Meditation has long been considered a personal, spiritual journey. In recent years, academic studies of meditation have begun to investigate and validate the benefits, physiological and otherwise, of meditation.
Medical diagnostic tools can demonstrate the changes in the brain; this blog post will review the main techniques of MRI, EEG and PET scans.
I’ll outline some of the studies and research that identify different types of brainwaves and show just how meditation can alter and change the frequency at which they operate.
Meditation has benefits to health and well-being and the scientific evidence.
In the last few years, the number of academic research papers published on the science of meditation has increased by nearly 300%. This research has shown how the brain can evolve and change physically through consistent daily meditation practice.
These changes are known as neuroplasticity, which is the ability of the brain to change its structure. The benefits of regular meditation include the brain being brought into balance, regulating emotion, and improving the body’s ability to heal. Other benefits include reducing blood pressure, stress, anxiety, and depression while increasing our emotional intelligence, productivity, creativity, and concentration.
Jon Kabat-Zinn has developed two programmes, MBSR and MBCT. His studies have found a link between the benefits of these programmes on the brain and how they can help with pain, both physical and emotional, and other associated changes.
Another of these studies carried out by Sara Lazar and her team at Harvard found that MBSR increased cortical thickness in the hippocampus, the learning and memory part of the brain, appears to grow where the cells of the amygdala, the fear, anxiety and stress part of the brain appears to decrease.
An interesting study from the University of California details how grey matter increases and telomers lengthen with meditation, helping to slow the effects of ageing on the brain.
The techniques used to demonstrate the physiological changes in the brain.
Physiological changes in the brain are visible using technology such as MRI scans, EEG tests and PET Scans.
As part of Lazar’s study, MRI machines took images of participants before meditating. After eight weeks of mindfulness meditation, MRI scans showed changes within the brain structure, specifically the amygdala, as a direct result of meditation.
EEG tests detect electrical activity in the brain using electrodes attached to the scalp, thus validating the effectiveness of mindfulness as a stress-reduction tool.
PET scans use a radioactive tracer to show how organs function and detect changes at a cellular level.
How the brain waves are altered in a meditative state
The brain consists of billions of cells, some called Neurons.
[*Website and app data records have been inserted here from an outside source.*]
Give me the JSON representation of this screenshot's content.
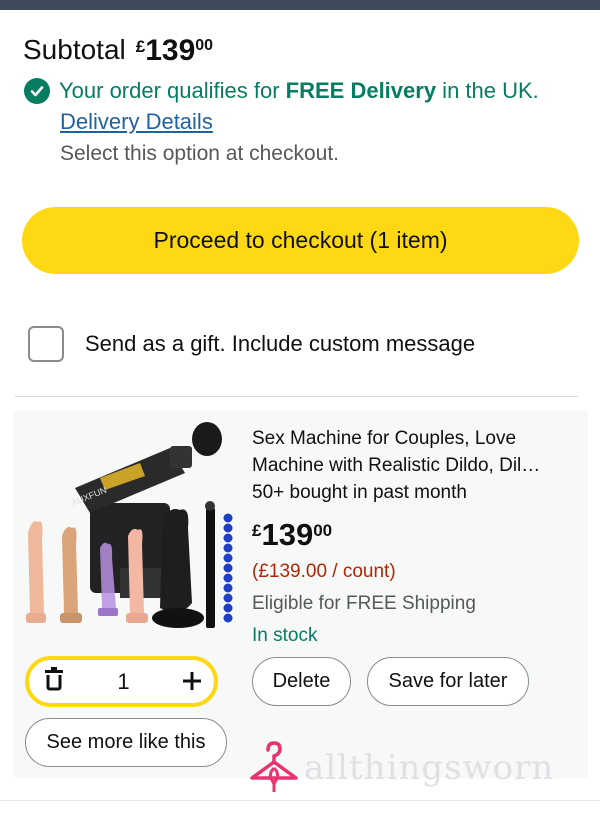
{
  "subtotal": {
    "label": "Subtotal",
    "currency": "£",
    "whole": "139",
    "fraction": "00"
  },
  "delivery": {
    "qualify_pre": "Your order qualifies for ",
    "qualify_bold": "FREE Delivery",
    "qualify_post": " in the UK.",
    "details_link": "Delivery Details",
    "select_note": "Select this option at checkout."
  },
  "checkout": {
    "button_label": "Proceed to checkout (1 item)"
  },
  "gift": {
    "label": "Send as a gift. Include custom message",
    "checked": false
  },
  "item": {
    "title": "Sex Machine for Couples, Love Machine with Realistic Dildo, Dil…",
    "bought": "50+ bought in past month",
    "price_currency": "£",
    "price_whole": "139",
    "price_fraction": "00",
    "unit_price": "(£139.00 / count)",
    "shipping": "Eligible for FREE Shipping",
    "stock": "In stock",
    "quantity": "1",
    "brand_on_image": "AUXFUN"
  },
  "actions": {
    "delete_label": "Delete",
    "save_label": "Save for later",
    "see_more_label": "See more like this"
  },
  "watermark": {
    "text": "allthingsworn"
  },
  "colors": {
    "accent_yellow": "#ffd814",
    "success_green": "#067d62",
    "link_blue": "#2162a1",
    "price_red": "#b12704",
    "watermark_pink": "#e8336e"
  },
  "icons": {
    "qualify": "check-circle-icon",
    "trash": "trash-icon",
    "plus": "plus-icon"
  }
}
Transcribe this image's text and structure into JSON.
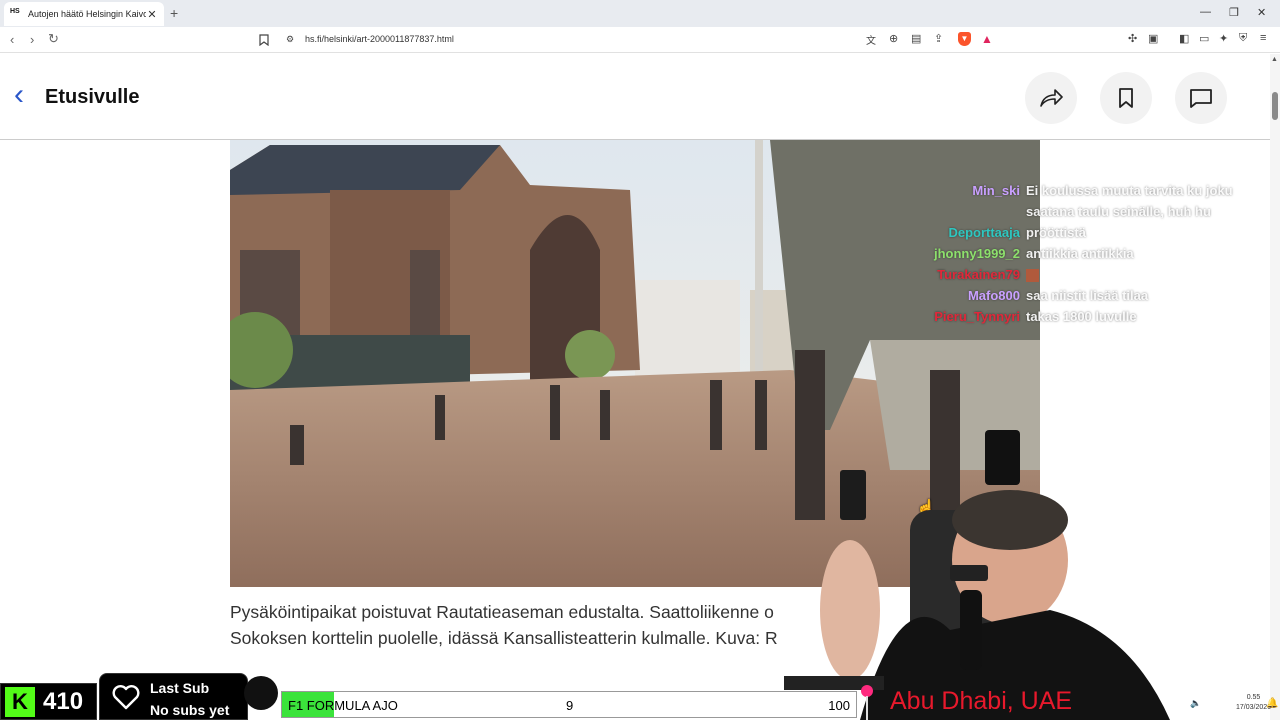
{
  "browser": {
    "tab_title": "Autojen häätö Helsingin Kaivokadulta",
    "tab_favicon": "HS",
    "url": "hs.fi/helsinki/art-2000011877837.html"
  },
  "site_header": {
    "back_label": "Etusivulle",
    "icons": [
      "share-icon",
      "bookmark-icon",
      "comment-icon"
    ]
  },
  "article": {
    "caption_line1": "Pysäköintipaikat poistuvat Rautatieaseman edustalta. Saattoliikenne o",
    "caption_line2": "Sokoksen korttelin puolelle, idässä Kansallisteatterin kulmalle. Kuva: R"
  },
  "chat": [
    {
      "user": "Min_ski",
      "msg": "Ei koulussa muuta tarvita ku joku saatana taulu seinälle, huh hu",
      "color": "#c9a0ff"
    },
    {
      "user": "Deporttaaja",
      "msg": "prööttistä",
      "color": "#2ec7c0"
    },
    {
      "user": "jhonny1999_2",
      "msg": "antiikkia antiikkia",
      "color": "#8de06c"
    },
    {
      "user": "Turakainen79",
      "msg": "",
      "color": "#e0283a"
    },
    {
      "user": "Mafo800",
      "msg": "saa niistit lisää tilaa",
      "color": "#c9a0ff"
    },
    {
      "user": "Pieru_Tynnyri",
      "msg": "takas 1800 luvulle",
      "color": "#e0283a"
    }
  ],
  "stream": {
    "kick_count": "410",
    "sub_line1": "Last Sub",
    "sub_line2": "No subs yet",
    "f1_label": "F1 FORMULA AJO",
    "f1_mid": "9",
    "f1_right": "100",
    "location": "Abu Dhabi, UAE",
    "accent_green": "#53fc18",
    "location_color": "#e8192c"
  },
  "tray": {
    "time": "0.55",
    "date": "17/03/2026"
  }
}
Neurons communicate and emit electrical activity brain waves, which can be detected using an EEG machine.
The wave’s shape differs when the brain is at rest or when the brain is focussed.
There are five types of brain waves, GAMMA, BETA, ALPHA, THETA and DELTA.
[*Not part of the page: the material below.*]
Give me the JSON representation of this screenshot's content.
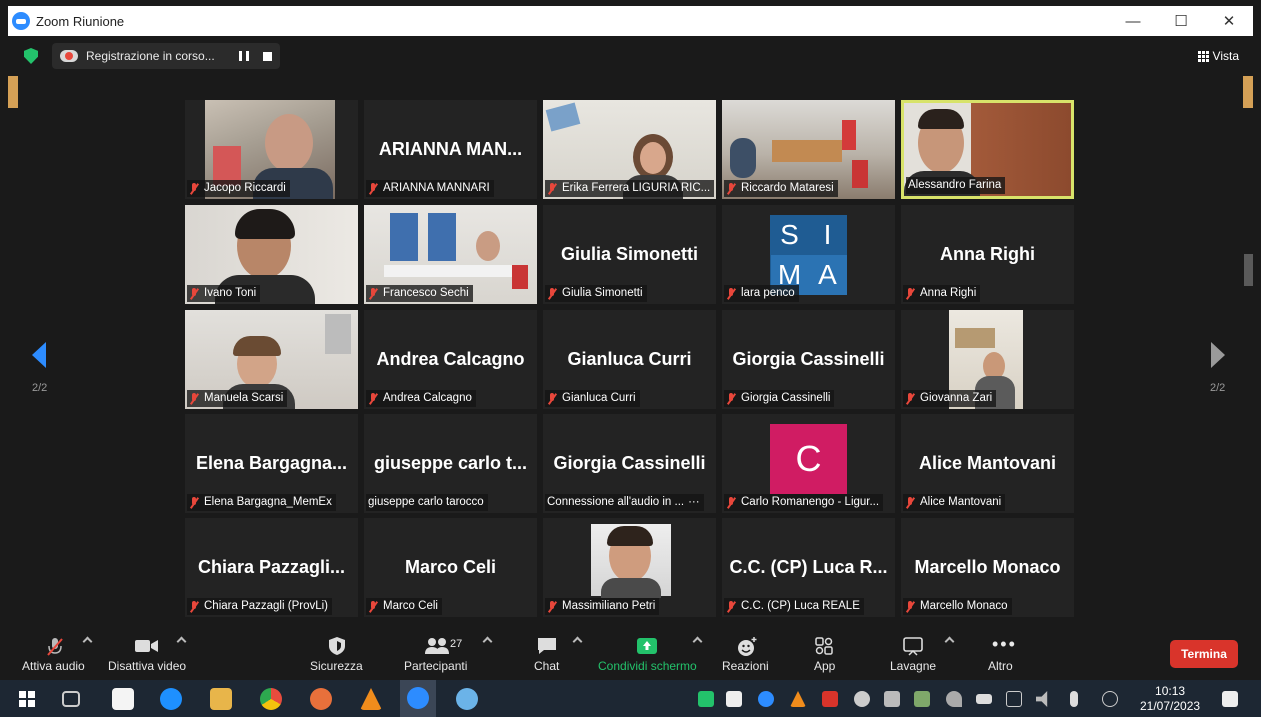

The brain develops and connects through neural connections; the cells in the brain process information and connect to make neural pathways. These pathways are responsible for thoughts, feelings and actions and play a role in how successful the brain is at managing stress, focussing on tasks and getting a good night’s sleep. Lazar’s study proves that meditation can control the brain more effectively for better health, greater clarity and a more positive life experience.
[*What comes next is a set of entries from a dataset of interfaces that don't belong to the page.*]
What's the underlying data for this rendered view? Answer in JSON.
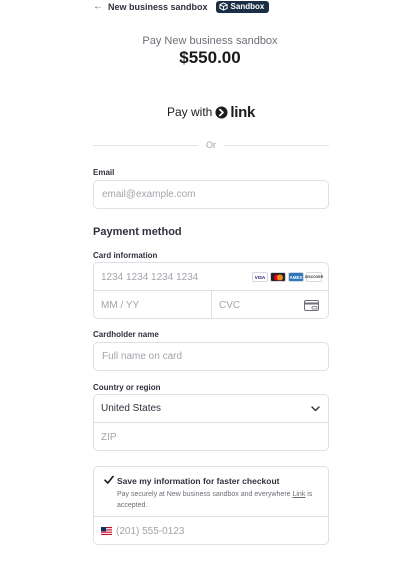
{
  "header": {
    "back_arrow": "←",
    "business_name": "New business sandbox",
    "badge": "Sandbox"
  },
  "summary": {
    "pay_label": "Pay New business sandbox",
    "amount": "$550.00"
  },
  "link_button": {
    "prefix": "Pay with",
    "brand": "link"
  },
  "divider_text": "Or",
  "email": {
    "label": "Email",
    "placeholder": "email@example.com"
  },
  "payment": {
    "section_title": "Payment method",
    "card_label": "Card information",
    "card_number_placeholder": "1234 1234 1234 1234",
    "expiry_placeholder": "MM / YY",
    "cvc_placeholder": "CVC",
    "brand_icons": [
      "visa-icon",
      "mastercard-icon",
      "amex-icon",
      "discover-icon"
    ],
    "brand_visa": "VISA",
    "brand_amex": "AMEX",
    "brand_discover": "DISCOVER",
    "cardholder_label": "Cardholder name",
    "cardholder_placeholder": "Full name on card",
    "country_label": "Country or region",
    "country_value": "United States",
    "zip_placeholder": "ZIP"
  },
  "save_info": {
    "checked": true,
    "title": "Save my information for faster checkout",
    "desc_before": "Pay securely at New business sandbox and everywhere ",
    "desc_link": "Link",
    "desc_after": " is accepted.",
    "phone_placeholder": "(201) 555-0123"
  },
  "colors": {
    "badge_bg": "#1a2e45",
    "text": "#30313d",
    "muted": "#6d6e78",
    "border": "#e0e0e4",
    "checkmark": "#1a1a1a"
  }
}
During meditation, when eyes are closed, the Alpha brain wave is activated, moving into Theta results in a deep meditative state. The lower the frequency of the brainwaves, the more relaxed the feeling.
There are many physiological benefits associated with meditation
There are many physiological benefits associated with meditation. Studies show that regular meditation practice will reduce stress, anxiety and depression.
Meditation can improve cognitive skills, aid improvement in sleep quality and has a significant and positive effect on heart health. It can improve the body’s ability to heal and fight infection and be an effective tool to manage pain.
Meditation helps to focus the mind when concentrating on breath or mantra. Regular practice activates the frontal cortex, increasing blood flow to this region, resulting in the growth of grey matter, helping to improve focus, concentration and attention.
In conclusion, there has been increased interest from the academic and medical fields in the benefits of meditation, with the number of academic papers published over the past five years increasing exponentially.
Medical technology, such as MRI, EEG and PET scans, are being used to validate the findings of these studies, which enhances the medical, physiological and psychological benefits of meditation.
EEG technology enables medical professionals to watch in real-time as brain waves alter and change with meditation. As the brain and body physically and mentally relax, the brain wave frequency reduces while in a deep meditative state.
Regular meditation heals the body and the mind, physically and psychologically, bringing balance to the brain and healing to the body.